“It’s a natural reaction for people to say that Monaghan are going to have the motivation for it after last year. Our boys suffered against Monaghan and Donegal manys a time, so there’s huge levels of motivation for ourselves to continue to beat these teams ranked above us. That’s something that’s important to us.
“You don’t get a lot of credit for beating teams it’s perceived you should beat. You want to play the best teams. That’s the challenge for anyone involved in management. Yes, you would have taken a so-called handier draw to get up and running, but that’s not the had we’re dealt.”
Monaghan will have their own demons to slay, after sustaining a demoralising defeat to Cavan. But with Malachy O’Rourke’s outfit having suffered defeat to Fermanagh in the Ulster semi-final last year, hosting the Erne men in Clones will provide ample motivation for the Farney men to get back up on the horse.
“Monaghan present a slightly different challenge to Donegal,” said Gallagher. “Every team is a wee bit different, there’s small bits of room for manoeuvre in every game you play.

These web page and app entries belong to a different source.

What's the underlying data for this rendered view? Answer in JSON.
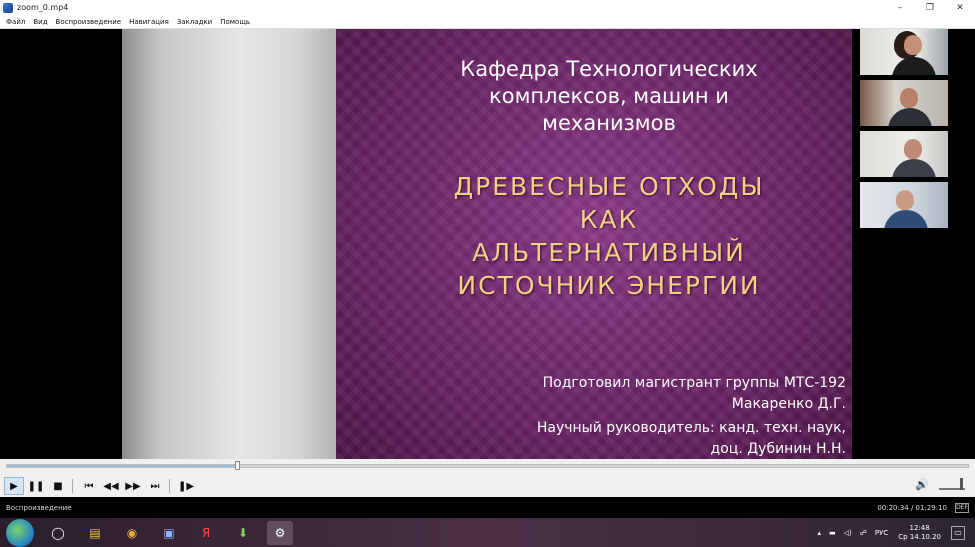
{
  "window": {
    "title": "zoom_0.mp4",
    "minimize": "–",
    "maximize": "❐",
    "close": "✕"
  },
  "menu": [
    "Файл",
    "Вид",
    "Воспроизведение",
    "Навигация",
    "Закладки",
    "Помощь"
  ],
  "slide": {
    "dept_lines": [
      "Кафедра Технологических",
      "комплексов, машин и",
      "механизмов"
    ],
    "topic_lines": [
      "ДРЕВЕСНЫЕ ОТХОДЫ",
      "КАК",
      "АЛЬТЕРНАТИВНЫЙ",
      "ИСТОЧНИК ЭНЕРГИИ"
    ],
    "author_lines": [
      "Подготовил магистрант группы МТС-192",
      "Макаренко Д.Г."
    ],
    "supervisor_lines": [
      "Научный руководитель: канд. техн. наук,",
      "доц. Дубинин Н.Н."
    ]
  },
  "playback": {
    "progress": 0.24
  },
  "controls": {
    "play": "▶",
    "pause": "❚❚",
    "stop": "■",
    "prev_chapter": "⏮",
    "rewind": "◀◀",
    "forward": "▶▶",
    "next_chapter": "⏭",
    "frame_step": "❚▶",
    "volume": "🔊"
  },
  "status": {
    "text": "Воспроизведение",
    "time": "00:20:34 / 01:29:10",
    "icon": "DEF"
  },
  "taskbar": {
    "apps": [
      "◯",
      "▤",
      "◉",
      "▣",
      "Я",
      "⬇",
      "⚙"
    ],
    "tray_icons": [
      "▴",
      "▬",
      "◁)",
      "☍",
      "РУС"
    ],
    "clock_time": "12:48",
    "clock_date": "Ср 14.10.20",
    "desktop": "▭"
  },
  "colors": {
    "slide_purple": "#6b2467",
    "topic_gold": "#f3d184"
  }
}
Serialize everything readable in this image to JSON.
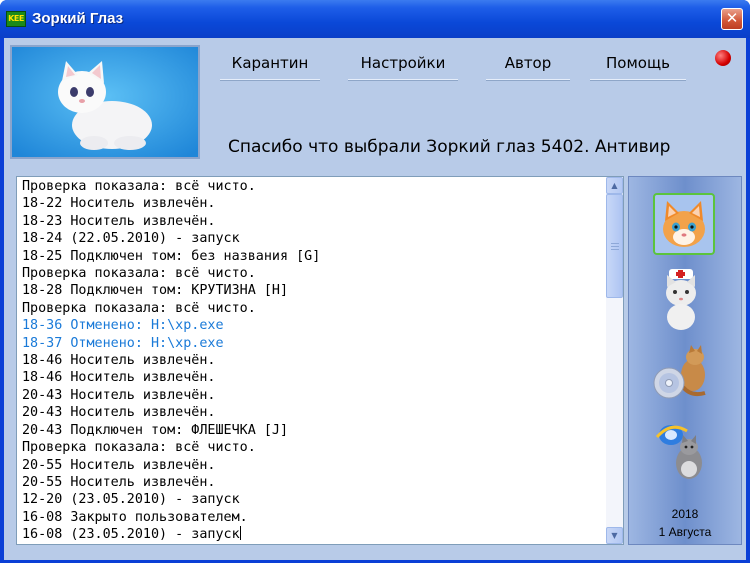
{
  "window": {
    "title": "Зоркий Глаз",
    "app_icon_text": "KEE",
    "close_glyph": "✕"
  },
  "menu": [
    {
      "label": "Карантин"
    },
    {
      "label": "Настройки"
    },
    {
      "label": "Автор"
    },
    {
      "label": "Помощь"
    }
  ],
  "marquee": "Спасибо что выбрали Зоркий глаз 5402.   Антивир",
  "log": [
    {
      "text": "Проверка показала: всё чисто.",
      "color": "black"
    },
    {
      "text": "18-22 Носитель извлечён.",
      "color": "black"
    },
    {
      "text": "18-23 Носитель извлечён.",
      "color": "black"
    },
    {
      "text": "18-24 (22.05.2010) - запуск",
      "color": "black"
    },
    {
      "text": "18-25 Подключен том: без названия [G]",
      "color": "black"
    },
    {
      "text": "Проверка показала: всё чисто.",
      "color": "black"
    },
    {
      "text": "18-28 Подключен том: КРУТИЗНА [H]",
      "color": "black"
    },
    {
      "text": "Проверка показала: всё чисто.",
      "color": "black"
    },
    {
      "text": "18-36 Отменено: H:\\xp.exe",
      "color": "blue"
    },
    {
      "text": "18-37 Отменено: H:\\xp.exe",
      "color": "blue"
    },
    {
      "text": "18-46 Носитель извлечён.",
      "color": "black"
    },
    {
      "text": "18-46 Носитель извлечён.",
      "color": "black"
    },
    {
      "text": "20-43 Носитель извлечён.",
      "color": "black"
    },
    {
      "text": "20-43 Носитель извлечён.",
      "color": "black"
    },
    {
      "text": "20-43 Подключен том: ФЛЕШЕЧКА [J]",
      "color": "black"
    },
    {
      "text": "Проверка показала: всё чисто.",
      "color": "black"
    },
    {
      "text": "20-55 Носитель извлечён.",
      "color": "black"
    },
    {
      "text": "20-55 Носитель извлечён.",
      "color": "black"
    },
    {
      "text": "12-20 (23.05.2010) - запуск",
      "color": "black"
    },
    {
      "text": "16-08 Закрыто пользователем.",
      "color": "black"
    },
    {
      "text": "16-08 (23.05.2010) - запуск",
      "color": "black"
    }
  ],
  "side_panel": {
    "icons": [
      {
        "name": "kitten-face-icon",
        "selected": true
      },
      {
        "name": "doctor-cat-icon",
        "selected": false
      },
      {
        "name": "cat-with-disc-icon",
        "selected": false
      },
      {
        "name": "cat-with-internet-explorer-icon",
        "selected": false
      }
    ],
    "date_year": "2018",
    "date_day": "1 Августа"
  },
  "colors": {
    "log_highlight": "#1a7ad8",
    "titlebar": "#0a48d8",
    "client_bg": "#b8cbe8"
  }
}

“Last year we went into the Monaghan game with a firm belief that we could beat them. This year will be no different. We know we need to do an awful lot right and we can’t afford to miss chances that we did miss against Donegal.
“There were a couple of scores we feel we handed Donegal. James [McMahon] came out and lost a ball, there was the bounce ball which ended up a point. Those were a couple of scores at crucial times that Donegal didn’t have to fight for.
“Ultan [Kelm] had a goal chance, we felt a couple of the counter attacking opportunities should have created goal scoring chances.
“Technical errors can happen, but the likes of Donegal and Monaghan don’t hand us those scores. League is league, but championship is where you learn most, where there’s most at stake. Those split second decisions separate you from being a really top team and being one of the teams trying to get there.”
Going into the do-or-die clash with Monaghan a question mark hangs over the fitness of Fermanagh’s top scorer this year, Sean Quigley.
“Sean carried a niggle into the Donegal game and we just have to see how he rehabs,” said the Erne boss. “It’s not an overly severe hamstring injury, but it’s a niggle which means he couldn’t open out at full speed. We threw absolutely everything into that [Donegal] game, if he was to miss the next game we were going to deal with that, so if he misses this one we’ll have to deal with that.”
Gallagher also indicated he was happy enough with how James McGrath went between the posts on his return to championship football after an extended hiatus.
“James came back in towards the end of the league and I was very happy with him. There’s one or two areas where he knows he could have done a wee bit better. But overall, albeit he played in the championship eight years ago, I thought he was very good especially on his kick outs.
“With the exception of Sean everybody came through the Donegal game. We’ve done recovery work and we’re training hard again. The attitude and the overall fitness of the squad is very positive.”